The reply should consist of one number, the count of lines below in which the word "minimum" appears.

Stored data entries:
^^^^^^^^^^^^^^^^

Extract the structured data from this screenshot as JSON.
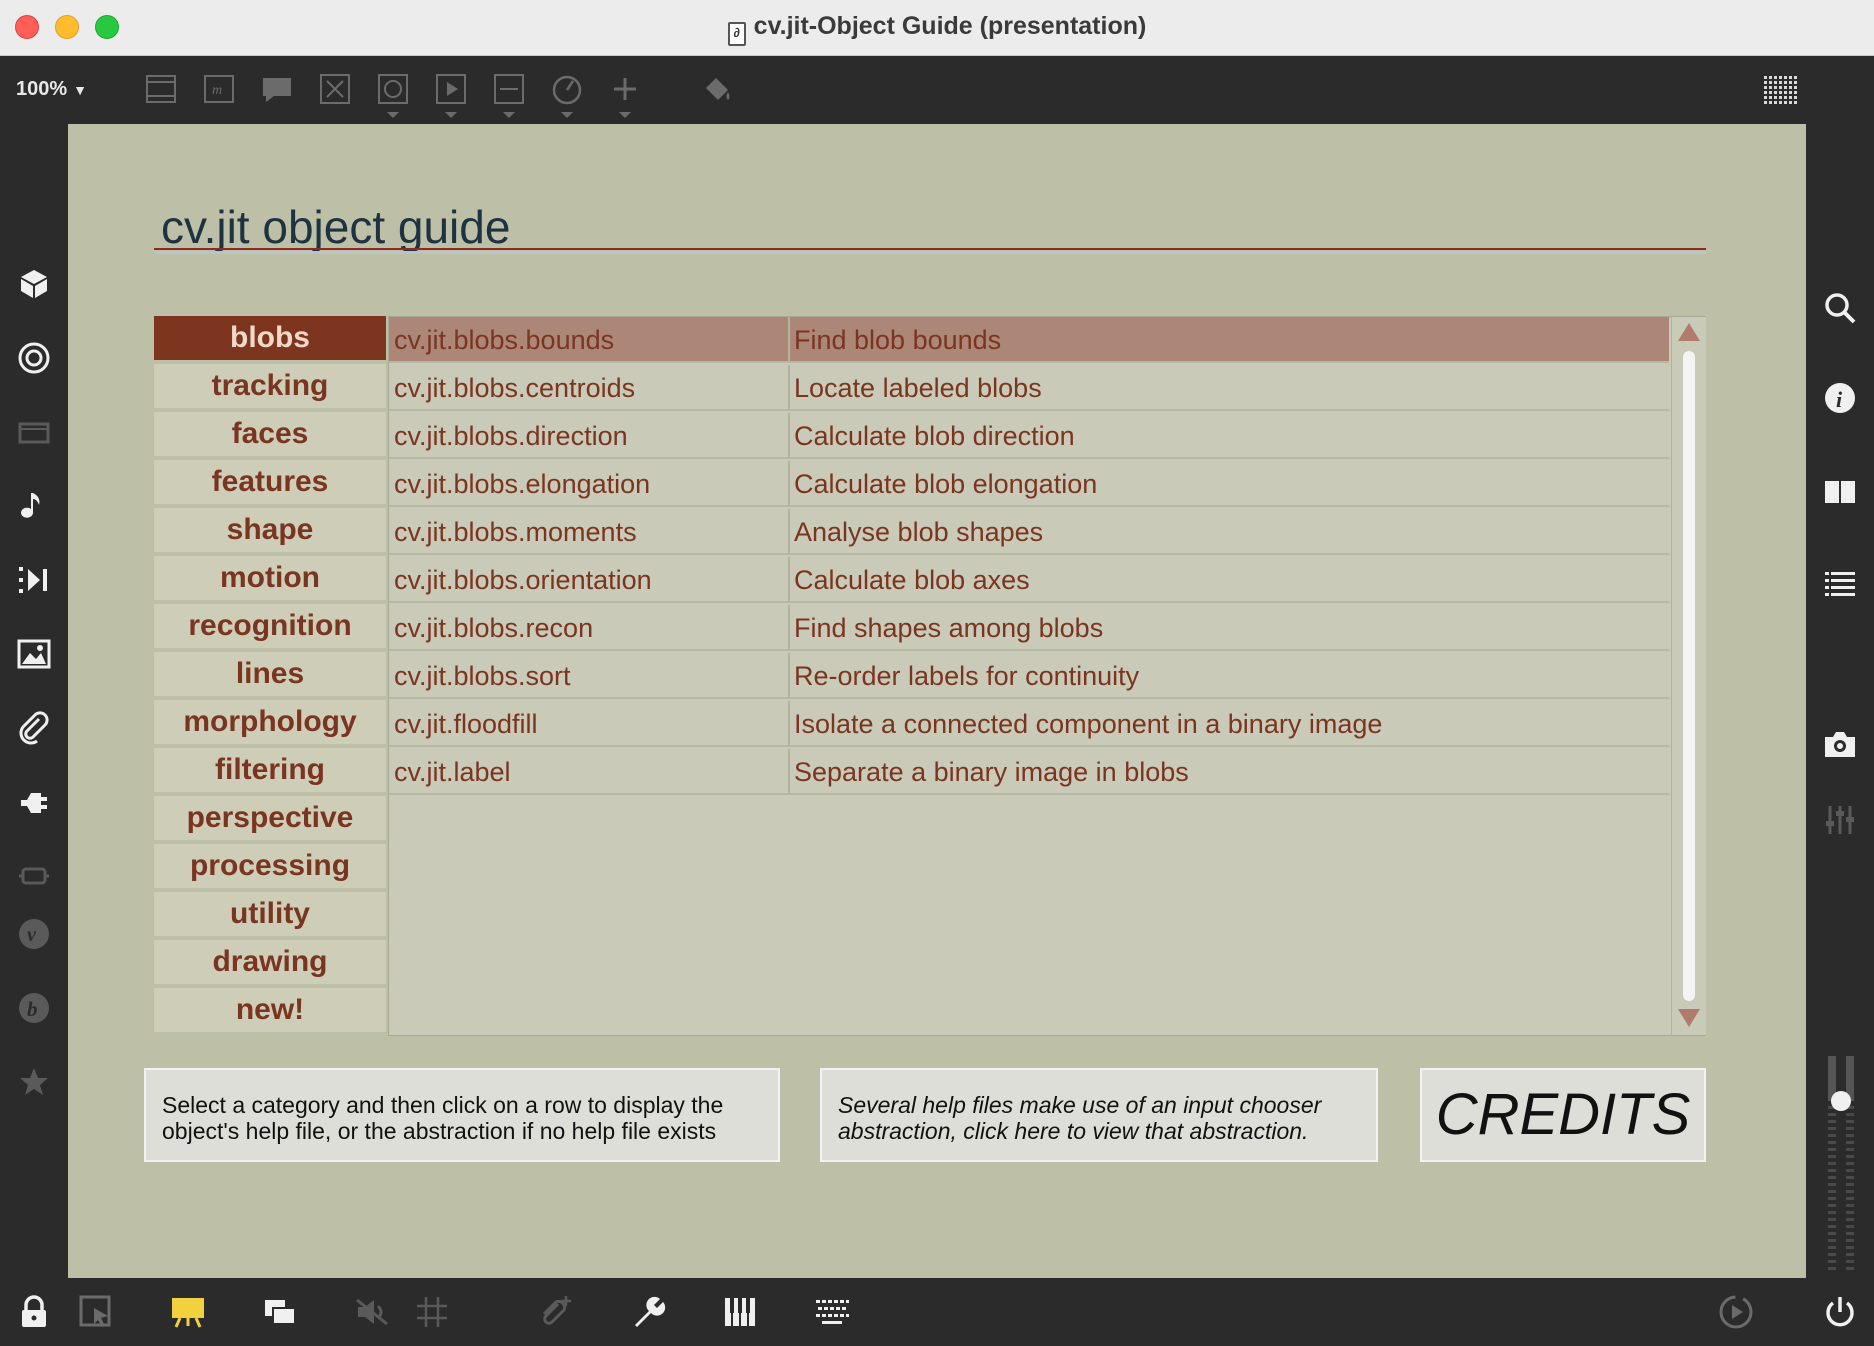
{
  "window": {
    "title": "cv.jit-Object Guide (presentation)"
  },
  "toolbar": {
    "zoom": "100%"
  },
  "page": {
    "title": "cv.jit object guide"
  },
  "categories": [
    "blobs",
    "tracking",
    "faces",
    "features",
    "shape",
    "motion",
    "recognition",
    "lines",
    "morphology",
    "filtering",
    "perspective",
    "processing",
    "utility",
    "drawing",
    "new!"
  ],
  "selected_category": "blobs",
  "rows": [
    {
      "name": "cv.jit.blobs.bounds",
      "desc": "Find blob bounds"
    },
    {
      "name": "cv.jit.blobs.centroids",
      "desc": "Locate labeled blobs"
    },
    {
      "name": "cv.jit.blobs.direction",
      "desc": "Calculate blob direction"
    },
    {
      "name": "cv.jit.blobs.elongation",
      "desc": "Calculate blob elongation"
    },
    {
      "name": "cv.jit.blobs.moments",
      "desc": "Analyse blob shapes"
    },
    {
      "name": "cv.jit.blobs.orientation",
      "desc": "Calculate blob axes"
    },
    {
      "name": "cv.jit.blobs.recon",
      "desc": "Find shapes among blobs"
    },
    {
      "name": "cv.jit.blobs.sort",
      "desc": "Re-order labels for continuity"
    },
    {
      "name": "cv.jit.floodfill",
      "desc": "Isolate a connected component in a binary image"
    },
    {
      "name": "cv.jit.label",
      "desc": "Separate a binary image in blobs"
    }
  ],
  "selected_row": 0,
  "help_text": "Select a category and then click on a row to display the object's help file, or the abstraction if no help file exists",
  "chooser_text": "Several help files make use of an input chooser abstraction, click here to view that abstraction.",
  "credits_label": "CREDITS",
  "colors": {
    "canvas": "#bdbfa6",
    "accent": "#7d3520",
    "selected_row": "#ac8677",
    "title": "#1d3342"
  }
}
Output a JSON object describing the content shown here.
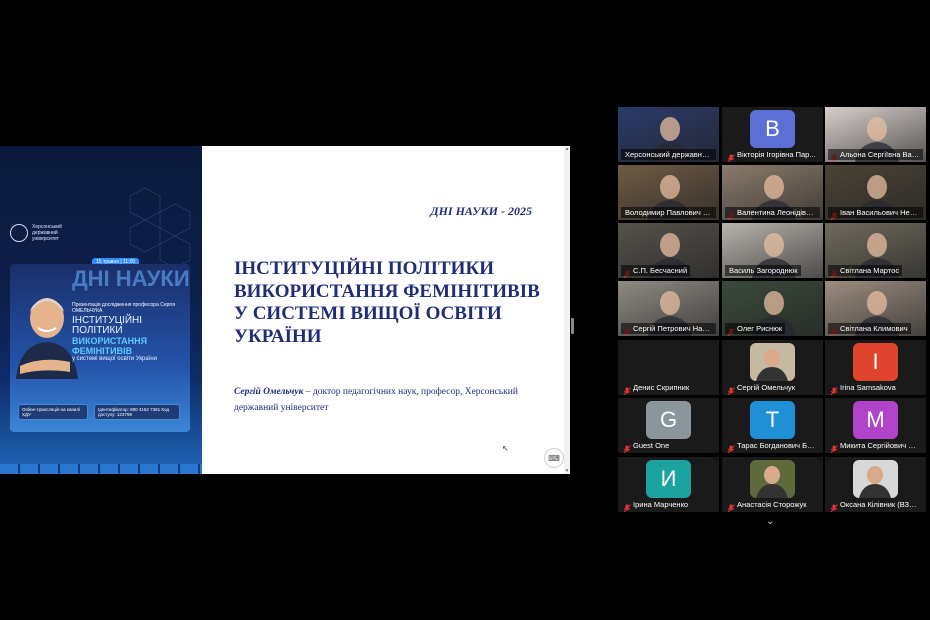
{
  "poster": {
    "university": "Херсонський\nдержавний\nуніверситет",
    "date_badge": "15 травня | 11:00",
    "big_word": "ДНІ НАУКИ",
    "presentation_line": "Презентація дослідження професора Сергія ОМЕЛЬЧУКА",
    "title_line1": "ІНСТИТУЦІЙНІ ПОЛІТИКИ",
    "title_line2": "ВИКОРИСТАННЯ ФЕМІНІТИВІВ",
    "title_line3": "у системі вищої освіти України",
    "chip_left": "Online-трансляція на каналі ХДУ",
    "chip_right": "Ідентифікатор: 880 4162 7361 Код доступу: 123799"
  },
  "slide": {
    "days": "ДНІ НАУКИ - 2025",
    "title": "ІНСТИТУЦІЙНІ ПОЛІТИКИ ВИКОРИСТАННЯ ФЕМІНІТИВІВ У СИСТЕМІ ВИЩОЇ ОСВІТИ УКРАЇНИ",
    "author_name": "Сергій Омельчук",
    "author_desc": " – доктор педагогічних наук, професор, Херсонський державний університет"
  },
  "participants": [
    {
      "name": "Херсонський державний ...",
      "type": "video",
      "bg": "#2a3b6a",
      "muted": false
    },
    {
      "name": "Вікторія Ігорівна Пар...",
      "type": "letter",
      "letter": "В",
      "color": "#5b6fd6",
      "muted": true
    },
    {
      "name": "Альона Сергіївна Вал...",
      "type": "video",
      "bg": "#d7cfcc",
      "muted": true
    },
    {
      "name": "Володимир Павлович Ол...",
      "type": "video",
      "bg": "#6e5a43",
      "muted": false
    },
    {
      "name": "Валентина Леонідівна...",
      "type": "video",
      "bg": "#8a7b6c",
      "muted": true
    },
    {
      "name": "Іван Васильович Нем...",
      "type": "video",
      "bg": "#4a4336",
      "muted": true
    },
    {
      "name": "С.П. Бесчасний",
      "type": "video",
      "bg": "#55524c",
      "muted": true
    },
    {
      "name": "Василь Загороднюк",
      "type": "video",
      "bg": "#b7b3ad",
      "muted": false,
      "active": true
    },
    {
      "name": "Світлана   Мартос",
      "type": "video",
      "bg": "#6f6a5c",
      "muted": true
    },
    {
      "name": "Сергій Петрович Наза...",
      "type": "video",
      "bg": "#8f8a84",
      "muted": true
    },
    {
      "name": "Олег Риснюк",
      "type": "video",
      "bg": "#3a4a3a",
      "muted": true
    },
    {
      "name": "Світлана Климович",
      "type": "video",
      "bg": "#9c8d80",
      "muted": true
    },
    {
      "name": "Денис Скрипник",
      "type": "none",
      "muted": true
    },
    {
      "name": "Сергій Омельчук",
      "type": "photo",
      "bg": "#c6b9a2",
      "muted": true
    },
    {
      "name": "Irina Samsakova",
      "type": "letter",
      "letter": "I",
      "color": "#e0442c",
      "muted": true
    },
    {
      "name": "Guest One",
      "type": "letter",
      "letter": "G",
      "color": "#8a959c",
      "muted": true
    },
    {
      "name": "Тарас Богданович Бог...",
      "type": "letter",
      "letter": "T",
      "color": "#1f8fd6",
      "muted": true
    },
    {
      "name": "Микита Сергійович Ш...",
      "type": "letter",
      "letter": "M",
      "color": "#b043c9",
      "muted": true
    },
    {
      "name": "Ірина Марченко",
      "type": "letter",
      "letter": "И",
      "color": "#1ba3a0",
      "muted": true
    },
    {
      "name": "Анастасія Сторожук",
      "type": "photo",
      "bg": "#5f6a3c",
      "muted": true
    },
    {
      "name": "Оксана Кілівник (ВЗЯ...",
      "type": "photo",
      "bg": "#d8d8d8",
      "muted": true
    }
  ],
  "icons": {
    "mic": "mic-muted-icon",
    "more": "chevron-down-icon",
    "keyboard": "keyboard-icon"
  }
}
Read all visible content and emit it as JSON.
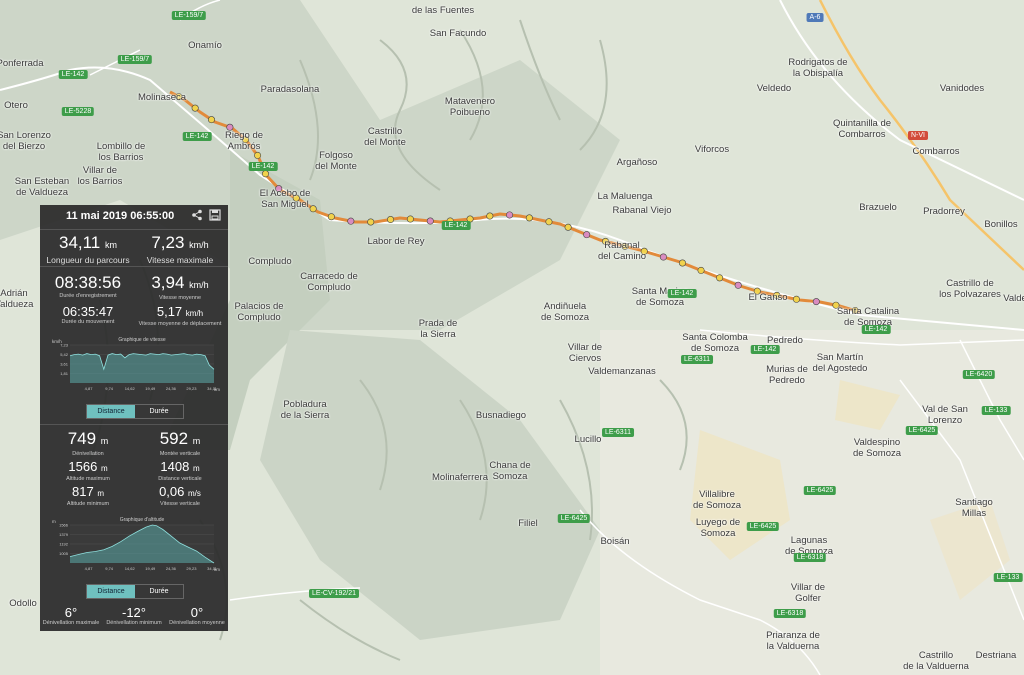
{
  "map": {
    "places": [
      {
        "id": "ponferrada",
        "label": "Ponferrada"
      },
      {
        "id": "onamio",
        "label": "Onamío"
      },
      {
        "id": "lasfuentes",
        "label": "de las Fuentes"
      },
      {
        "id": "sanfacundo",
        "label": "San Facundo"
      },
      {
        "id": "rodrigatos",
        "label": "Rodrigatos de\nla Obispalía"
      },
      {
        "id": "vanidodes",
        "label": "Vanidodes"
      },
      {
        "id": "otero",
        "label": "Otero"
      },
      {
        "id": "molinaseca",
        "label": "Molinaseca"
      },
      {
        "id": "paradasolana",
        "label": "Paradasolana"
      },
      {
        "id": "matavenero",
        "label": "Matavenero\nPoibueno"
      },
      {
        "id": "veldedo",
        "label": "Veldedo"
      },
      {
        "id": "quintanilla",
        "label": "Quintanilla de\nCombarros"
      },
      {
        "id": "sanlorenzo",
        "label": "San Lorenzo\ndel Bierzo"
      },
      {
        "id": "lombillo",
        "label": "Lombillo de\nlos Barrios"
      },
      {
        "id": "riego",
        "label": "Riego de\nAmbrós"
      },
      {
        "id": "castrillomonte",
        "label": "Castrillo\ndel Monte"
      },
      {
        "id": "combarros",
        "label": "Combarros"
      },
      {
        "id": "villarbarrios",
        "label": "Villar de\nlos Barrios"
      },
      {
        "id": "folgoso",
        "label": "Folgoso\ndel Monte"
      },
      {
        "id": "viforcos",
        "label": "Viforcos"
      },
      {
        "id": "arganoso",
        "label": "Argañoso"
      },
      {
        "id": "sanesteban",
        "label": "San Esteban\nde Valdueza"
      },
      {
        "id": "acebo",
        "label": "El Acebo de\nSan Miguel"
      },
      {
        "id": "lamaluenga",
        "label": "La Maluenga"
      },
      {
        "id": "brazuelo",
        "label": "Brazuelo"
      },
      {
        "id": "pradorrey",
        "label": "Pradorrey"
      },
      {
        "id": "bonillos",
        "label": "Bonillos"
      },
      {
        "id": "rabanal",
        "label": "Rabanal Viejo"
      },
      {
        "id": "labor",
        "label": "Labor de Rey"
      },
      {
        "id": "rabanalcamino",
        "label": "Rabanal\ndel Camino"
      },
      {
        "id": "compludo",
        "label": "Compludo"
      },
      {
        "id": "carracedo",
        "label": "Carracedo de\nCompludo"
      },
      {
        "id": "castrillopolv",
        "label": "Castrillo de\nlos Polvazares"
      },
      {
        "id": "adrian",
        "label": "Adrián\nValdueza"
      },
      {
        "id": "santamarina",
        "label": "Santa Marina\nde Somoza"
      },
      {
        "id": "elganso",
        "label": "El Ganso"
      },
      {
        "id": "santacatalina",
        "label": "Santa Catalina\nde Somoza"
      },
      {
        "id": "palacios",
        "label": "Palacios de\nCompludo"
      },
      {
        "id": "andinuela",
        "label": "Andiñuela\nde Somoza"
      },
      {
        "id": "prada",
        "label": "Prada de\nla Sierra"
      },
      {
        "id": "santacolomba",
        "label": "Santa Colomba\nde Somoza"
      },
      {
        "id": "pedredo",
        "label": "Pedredo"
      },
      {
        "id": "villarciervos",
        "label": "Villar de\nCiervos"
      },
      {
        "id": "sanmartin",
        "label": "San Martín\ndel Agostedo"
      },
      {
        "id": "valdemanzanas",
        "label": "Valdemanzanas"
      },
      {
        "id": "murias",
        "label": "Murias de\nPedredo"
      },
      {
        "id": "pobladura",
        "label": "Pobladura\nde la Sierra"
      },
      {
        "id": "busnadiego",
        "label": "Busnadiego"
      },
      {
        "id": "valsanlorenzo",
        "label": "Val de San\nLorenzo"
      },
      {
        "id": "lucillo",
        "label": "Lucillo"
      },
      {
        "id": "valdespino",
        "label": "Valdespino\nde Somoza"
      },
      {
        "id": "chana",
        "label": "Chana de\nSomoza"
      },
      {
        "id": "molinaferrera",
        "label": "Molinaferrera"
      },
      {
        "id": "villalibre",
        "label": "Villalibre\nde Somoza"
      },
      {
        "id": "santiago",
        "label": "Santiago\nMillas"
      },
      {
        "id": "filiel",
        "label": "Filiel"
      },
      {
        "id": "luyego",
        "label": "Luyego de\nSomoza"
      },
      {
        "id": "lagunas",
        "label": "Lagunas\nde Somoza"
      },
      {
        "id": "boisan",
        "label": "Boisán"
      },
      {
        "id": "villargolfer",
        "label": "Villar de\nGolfer"
      },
      {
        "id": "odollo",
        "label": "Odollo"
      },
      {
        "id": "priaranza",
        "label": "Priaranza de\nla Valduerna"
      },
      {
        "id": "castrillovald",
        "label": "Castrillo\nde la Valduerna"
      },
      {
        "id": "destriana",
        "label": "Destriana"
      },
      {
        "id": "valde",
        "label": "Valde"
      }
    ],
    "roads": [
      {
        "id": "le159a",
        "label": "LE-159/7"
      },
      {
        "id": "le159b",
        "label": "LE-159/7"
      },
      {
        "id": "le142a",
        "label": "LE-142"
      },
      {
        "id": "le5228",
        "label": "LE-5228"
      },
      {
        "id": "le142b",
        "label": "LE-142"
      },
      {
        "id": "le142c",
        "label": "LE-142"
      },
      {
        "id": "a6",
        "label": "A-6"
      },
      {
        "id": "nvi",
        "label": "N-VI"
      },
      {
        "id": "le142d",
        "label": "LE-142"
      },
      {
        "id": "le142e",
        "label": "LE-142"
      },
      {
        "id": "le142f",
        "label": "LE-142"
      },
      {
        "id": "le142g",
        "label": "LE-142"
      },
      {
        "id": "le6311a",
        "label": "LE-6311"
      },
      {
        "id": "le6420",
        "label": "LE-6420"
      },
      {
        "id": "le133a",
        "label": "LE-133"
      },
      {
        "id": "le6425a",
        "label": "LE-6425"
      },
      {
        "id": "le6311b",
        "label": "LE-6311"
      },
      {
        "id": "le6425b",
        "label": "LE-6425"
      },
      {
        "id": "le6425c",
        "label": "LE-6425"
      },
      {
        "id": "le6425d",
        "label": "LE-6425"
      },
      {
        "id": "le6318a",
        "label": "LE-6318"
      },
      {
        "id": "le133b",
        "label": "LE-133"
      },
      {
        "id": "lecv",
        "label": "LE-CV-192/21"
      },
      {
        "id": "le6318b",
        "label": "LE-6318"
      }
    ]
  },
  "panel": {
    "date": "11 mai 2019 06:55:00",
    "distance": {
      "value": "34,11",
      "unit": "km",
      "label": "Longueur du parcours"
    },
    "maxspeed": {
      "value": "7,23",
      "unit": "km/h",
      "label": "Vitesse maximale"
    },
    "rectime": {
      "value": "08:38:56",
      "label": "Durée d'enregistrement"
    },
    "avgspeed": {
      "value": "3,94",
      "unit": "km/h",
      "label": "Vitesse moyenne"
    },
    "movetime": {
      "value": "06:35:47",
      "label": "Durée du mouvement"
    },
    "avgmovespeed": {
      "value": "5,17",
      "unit": "km/h",
      "label": "Vitesse moyenne de déplacement"
    },
    "speedchart": {
      "title": "Graphique de vitesse",
      "unit": "km/h",
      "xunit": "km"
    },
    "toggle1": {
      "a": "Distance",
      "b": "Durée"
    },
    "denivel": {
      "value": "749",
      "unit": "m",
      "label": "Dénivellation"
    },
    "climb": {
      "value": "592",
      "unit": "m",
      "label": "Montée verticale"
    },
    "altmax": {
      "value": "1566",
      "unit": "m",
      "label": "Altitude maximum"
    },
    "vdist": {
      "value": "1408",
      "unit": "m",
      "label": "Distance verticale"
    },
    "altmin": {
      "value": "817",
      "unit": "m",
      "label": "Altitude minimum"
    },
    "vspeed": {
      "value": "0,06",
      "unit": "m/s",
      "label": "Vitesse verticale"
    },
    "altchart": {
      "title": "Graphique d'altitude",
      "unit": "m",
      "xunit": "km"
    },
    "toggle2": {
      "a": "Distance",
      "b": "Durée"
    },
    "grademax": {
      "value": "6°",
      "label": "Dénivellation maximale"
    },
    "grademin": {
      "value": "-12°",
      "label": "Dénivellation minimum"
    },
    "gradeavg": {
      "value": "0°",
      "label": "Dénivellation moyenne"
    }
  },
  "chart_data": [
    {
      "type": "area",
      "title": "Graphique de vitesse",
      "ylabel": "km/h",
      "xlabel": "km",
      "x_ticks": [
        "4,87",
        "9,74",
        "14,62",
        "19,49",
        "24,36",
        "29,23",
        "34,11"
      ],
      "y_ticks": [
        "1,81",
        "3,61",
        "5,42",
        "7,23"
      ],
      "ylim": [
        0,
        7.23
      ],
      "xlim": [
        0,
        34.11
      ],
      "series": [
        {
          "x": [
            0,
            1,
            2,
            3,
            4,
            5,
            6,
            7,
            8,
            9,
            10,
            11,
            12,
            13,
            14,
            15,
            16,
            17,
            18,
            19,
            20,
            21,
            22,
            23,
            24,
            25,
            26,
            27,
            28,
            29,
            30,
            31,
            32,
            33,
            34.11
          ],
          "y": [
            5.2,
            5.4,
            5.5,
            5.3,
            5.6,
            5.4,
            5.5,
            5.2,
            2.6,
            5.3,
            5.6,
            5.4,
            5.5,
            4.8,
            5.4,
            5.6,
            5.5,
            5.4,
            5.3,
            5.6,
            5.5,
            5.4,
            5.6,
            5.5,
            5.3,
            5.4,
            5.5,
            5.6,
            5.4,
            5.3,
            5.5,
            5.4,
            5.2,
            3.4,
            2.6
          ]
        }
      ]
    },
    {
      "type": "area",
      "title": "Graphique d'altitude",
      "ylabel": "m",
      "xlabel": "km",
      "x_ticks": [
        "4,87",
        "9,74",
        "14,62",
        "19,49",
        "24,36",
        "29,23",
        "34,11"
      ],
      "y_ticks": [
        "1005",
        "1192",
        "1379",
        "1566"
      ],
      "ylim": [
        1005,
        1566
      ],
      "xlim": [
        0,
        34.11
      ],
      "series": [
        {
          "x": [
            0,
            2,
            4,
            6,
            8,
            10,
            12,
            14,
            16,
            18,
            19.5,
            20.5,
            22,
            24,
            26,
            28,
            30,
            32,
            34.11
          ],
          "y": [
            1100,
            1130,
            1160,
            1175,
            1200,
            1250,
            1320,
            1400,
            1470,
            1535,
            1566,
            1555,
            1500,
            1400,
            1300,
            1240,
            1180,
            1090,
            1005
          ]
        }
      ]
    }
  ]
}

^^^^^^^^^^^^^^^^

Expected answer: 2